The coalition filed the papers to initiate a review on the rail project a year ago, and McKee expects the draft environmental impact statement, or EIS, to be released this summer.
Other projects the coalition is considering include an oil pipeline to a rail loading station in Wellington; a paved highway through the Book Cliffs connecting the Uinta Basin to Interstate 70 near Cisco; and a transmission line on Leland Bench in eastern Utah.
Trump’s order instructs agency heads to identify “planned or potential actions to facilitate the nation’s economic recovery” that could be subject “alternative arrangements” under NEPA, such as categorical exclusions or other exemptions. The agencies have 30 days to provide such a list and then must submit progress reports every 30 days “for the duration of the national emergency.”
Industry groups viewed the order as a positive step toward ensuring infrastructure projects are built with materials extracted and equipment produced in the United States.
“Smart permitting reforms will support increased use of the vast domestic mineral reserves we have right here at home, reversing the alarming mineral import reliance that has more than doubled in the last 25 years,” said Rich Nolan, the National Mining Association’s president and CEO. "Now is the time to rebuild the supply chains essential to our infrastructure, national security and the future health of our economy.”
Trump signed the order just days before the Bureau of Reclamation is to release a draft EIS on the Lake Powell pipeline, a controversial billion-dollar water project serving St. George. The document is expected to be posted Monday, opening a public comment period through Sept. 8, but the order could wind up narrowing opportunities for public participation.
Major projects not affected include the TransWest Express, a major power line crossing Utah to deliver wind-generated electricity from Wyoming to Las Vegas, which is already approved and slated for construction later this year.
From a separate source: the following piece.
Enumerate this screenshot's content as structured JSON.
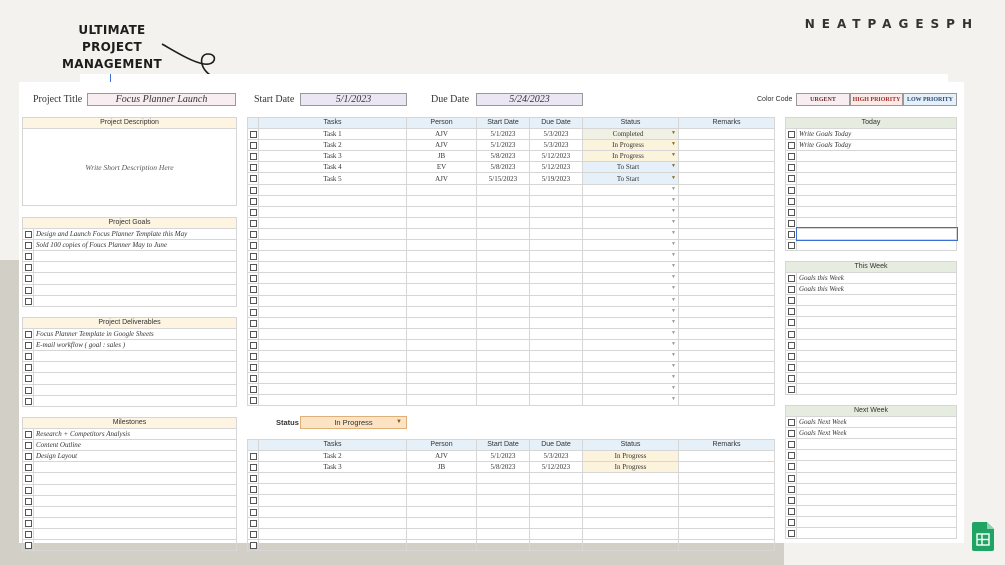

While it does not involve federal land, the Utah Inland Port could be affected by Trump’s order, depending on how the Army Corps of Engineers implements it. Under development near the south shore of the Great Salt Lake, this project proposes a warehouse complex and possibly rail yards on wetlands, which are subject to federal protections under the Clean Water Act and permits issued by the Army Corps.
“We are worried,” said anti-port activist Deeda Seed, an organizer with the Center for Biological Diversity. “It is hugely irresponsible to do this. These are processes put in place to protect human health and wildlife habitat. That it is happening when people are distracted with other threats and issues makes it all the more appalling.”